(DIRECTIONS)
Write the records out exactly as they read, but not the pictures.

(RECORDS FOR THIS TASK)
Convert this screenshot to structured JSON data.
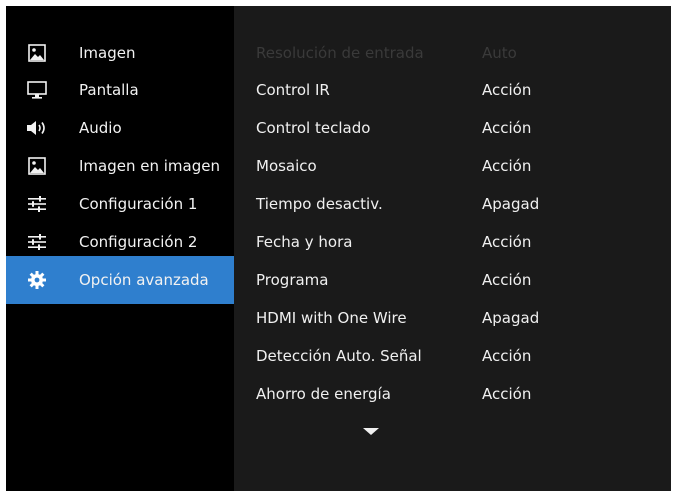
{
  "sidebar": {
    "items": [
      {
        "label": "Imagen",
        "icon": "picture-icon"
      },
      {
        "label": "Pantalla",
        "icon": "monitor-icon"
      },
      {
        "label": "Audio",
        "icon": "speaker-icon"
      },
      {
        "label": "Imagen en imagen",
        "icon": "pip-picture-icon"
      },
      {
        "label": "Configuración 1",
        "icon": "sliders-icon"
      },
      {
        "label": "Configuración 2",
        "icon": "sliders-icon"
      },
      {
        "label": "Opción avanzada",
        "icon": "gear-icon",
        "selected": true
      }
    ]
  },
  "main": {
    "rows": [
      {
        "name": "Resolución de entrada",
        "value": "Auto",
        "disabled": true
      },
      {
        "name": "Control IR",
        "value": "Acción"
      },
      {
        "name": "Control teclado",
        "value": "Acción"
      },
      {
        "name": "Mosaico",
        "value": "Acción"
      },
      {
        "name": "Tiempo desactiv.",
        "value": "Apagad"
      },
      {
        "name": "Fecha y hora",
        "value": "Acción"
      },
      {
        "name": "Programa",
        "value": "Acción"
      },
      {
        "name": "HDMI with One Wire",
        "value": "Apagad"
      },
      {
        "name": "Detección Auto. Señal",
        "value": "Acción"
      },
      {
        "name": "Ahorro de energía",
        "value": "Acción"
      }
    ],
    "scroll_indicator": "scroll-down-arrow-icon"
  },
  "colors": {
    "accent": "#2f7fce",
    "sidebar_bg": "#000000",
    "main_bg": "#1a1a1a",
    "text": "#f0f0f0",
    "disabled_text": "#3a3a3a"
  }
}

(WRITTEN SOLUTION)
Convert this screenshot to structured JSON data.
{
  "sidebar": {
    "items": [
      {
        "label": "Imagen",
        "icon": "picture-icon"
      },
      {
        "label": "Pantalla",
        "icon": "monitor-icon"
      },
      {
        "label": "Audio",
        "icon": "speaker-icon"
      },
      {
        "label": "Imagen en imagen",
        "icon": "pip-picture-icon"
      },
      {
        "label": "Configuración 1",
        "icon": "sliders-icon"
      },
      {
        "label": "Configuración 2",
        "icon": "sliders-icon"
      },
      {
        "label": "Opción avanzada",
        "icon": "gear-icon",
        "selected": true
      }
    ]
  },
  "main": {
    "rows": [
      {
        "name": "Resolución de entrada",
        "value": "Auto",
        "disabled": true
      },
      {
        "name": "Control IR",
        "value": "Acción"
      },
      {
        "name": "Control teclado",
        "value": "Acción"
      },
      {
        "name": "Mosaico",
        "value": "Acción"
      },
      {
        "name": "Tiempo desactiv.",
        "value": "Apagad"
      },
      {
        "name": "Fecha y hora",
        "value": "Acción"
      },
      {
        "name": "Programa",
        "value": "Acción"
      },
      {
        "name": "HDMI with One Wire",
        "value": "Apagad"
      },
      {
        "name": "Detección Auto. Señal",
        "value": "Acción"
      },
      {
        "name": "Ahorro de energía",
        "value": "Acción"
      }
    ],
    "scroll_indicator": "scroll-down-arrow-icon"
  },
  "colors": {
    "accent": "#2f7fce",
    "sidebar_bg": "#000000",
    "main_bg": "#1a1a1a",
    "text": "#f0f0f0",
    "disabled_text": "#3a3a3a"
  }
}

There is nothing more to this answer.